In the 1970s, the Framingham Heart Study made the connection that high-density lipoprotein cholesterol (HDL-C) levels reduced a person’s risk of cardiovascular disease (CVD) and heart attacks, as well as deaths from heart attacks.
The finding led to HDL-C, or HDL as it more commonly known, being dubbed the good cholesterol. Low-density lipoprotein cholesterol or LDL, which increased the risk of CVD events, became known as the bad cholesterol.
Later studies that confirmed these associations were done primarily in white, European populations. The protective effect of HDL was weaker or absent in more racially diverse study populations, but these studies did not specifically look into the link between race and the protective effects of HDL.
A new study by American researchers has found that HDL levels may not be as strong a predictor of CVD risk as previously believed among adults of different racial and ethnic backgrounds. Low levels of HDL increased the risk of CVD events in white participants only.

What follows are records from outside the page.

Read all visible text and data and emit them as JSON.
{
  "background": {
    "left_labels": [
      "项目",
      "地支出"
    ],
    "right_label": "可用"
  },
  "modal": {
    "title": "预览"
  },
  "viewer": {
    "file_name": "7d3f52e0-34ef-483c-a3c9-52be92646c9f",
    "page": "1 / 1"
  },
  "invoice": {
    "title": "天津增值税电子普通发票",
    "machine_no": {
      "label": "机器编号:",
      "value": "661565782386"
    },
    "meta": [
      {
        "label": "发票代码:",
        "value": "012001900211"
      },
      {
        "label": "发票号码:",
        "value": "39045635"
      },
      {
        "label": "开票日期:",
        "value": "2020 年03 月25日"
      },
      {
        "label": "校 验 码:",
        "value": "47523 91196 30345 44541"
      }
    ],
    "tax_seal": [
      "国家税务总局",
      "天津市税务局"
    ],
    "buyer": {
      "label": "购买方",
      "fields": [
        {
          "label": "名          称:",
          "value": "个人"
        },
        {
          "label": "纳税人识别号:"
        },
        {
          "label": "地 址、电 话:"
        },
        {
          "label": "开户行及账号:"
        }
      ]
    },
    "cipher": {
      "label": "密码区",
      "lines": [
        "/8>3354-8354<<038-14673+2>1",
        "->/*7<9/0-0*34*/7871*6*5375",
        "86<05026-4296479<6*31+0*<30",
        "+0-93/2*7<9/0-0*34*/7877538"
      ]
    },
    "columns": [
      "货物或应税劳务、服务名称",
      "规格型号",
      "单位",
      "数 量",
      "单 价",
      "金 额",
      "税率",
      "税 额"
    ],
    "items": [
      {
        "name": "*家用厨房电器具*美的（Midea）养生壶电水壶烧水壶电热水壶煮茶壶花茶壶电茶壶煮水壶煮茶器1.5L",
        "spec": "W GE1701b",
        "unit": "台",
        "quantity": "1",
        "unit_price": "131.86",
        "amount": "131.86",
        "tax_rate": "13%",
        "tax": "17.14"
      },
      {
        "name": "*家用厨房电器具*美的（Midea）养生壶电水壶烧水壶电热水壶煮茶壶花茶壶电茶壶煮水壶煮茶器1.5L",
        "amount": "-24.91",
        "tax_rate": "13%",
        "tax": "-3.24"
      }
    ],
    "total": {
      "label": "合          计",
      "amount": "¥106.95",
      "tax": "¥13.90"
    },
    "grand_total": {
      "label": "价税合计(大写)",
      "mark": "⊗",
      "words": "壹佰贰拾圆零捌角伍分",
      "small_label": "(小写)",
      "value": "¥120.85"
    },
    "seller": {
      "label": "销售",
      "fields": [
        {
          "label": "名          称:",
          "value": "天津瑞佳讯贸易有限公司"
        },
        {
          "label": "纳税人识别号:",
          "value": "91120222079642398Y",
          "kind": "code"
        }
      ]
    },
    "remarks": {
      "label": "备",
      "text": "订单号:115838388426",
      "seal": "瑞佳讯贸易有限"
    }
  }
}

And high HDL levels did not decrease the risk of CVD events in participants of either race.
The fact that low HDL levels only increased the risk of cardiovascular events in white participants was the most surprising finding.
Data from almost 24,000 participants in the REGARDS (REasons for Racial and Geographic Differences in Stroke) cohort were analyzed for the current study. Participants were 45 years of age or older and had never been diagnosed with CVD. During the 10- to 11-year follow-up period, 664 Black participants had heart attacks or heart attack-related deaths. About 950 white participants had CVD events.
“I hope this type of research establishes the need to revisit the risk-predicting algorithm for cardiovascular disease,” Nathalie Pamir, a senior author on the study, told TheDoctor. It could mean that physicians won’t be congratulating patients on raising their HDL levels in the future, she added.
Pamir, an associate professor of medicine at Oregon Health and Science University, said the fact that low HDL levels only increased the risk of CVD events in white participants was the most surprising finding. “We had previously accepted that low levels of HDL-C are bad for everyone. We showed it is only bad for white Americans,” she said.
Measures other than HDL levels may play a role. The authors point to several possibilities that may explain the race-specific association of HDL with CVD risk: the number of small versus large HDL particles; the amount and type of proteins in HDL; and antioxidant, anti-inflammatory and cholesterol removal activity.
In addition, race is a complex trait, and more studies are needed to understand how racial differences operate. “There is much more to race than ethnicity. We are trying to better understand what is coming together under the race umbrella that will modify disease risk,” Pamir said.
The study and a related editorial are published in the Journal of the American College of Cardiology.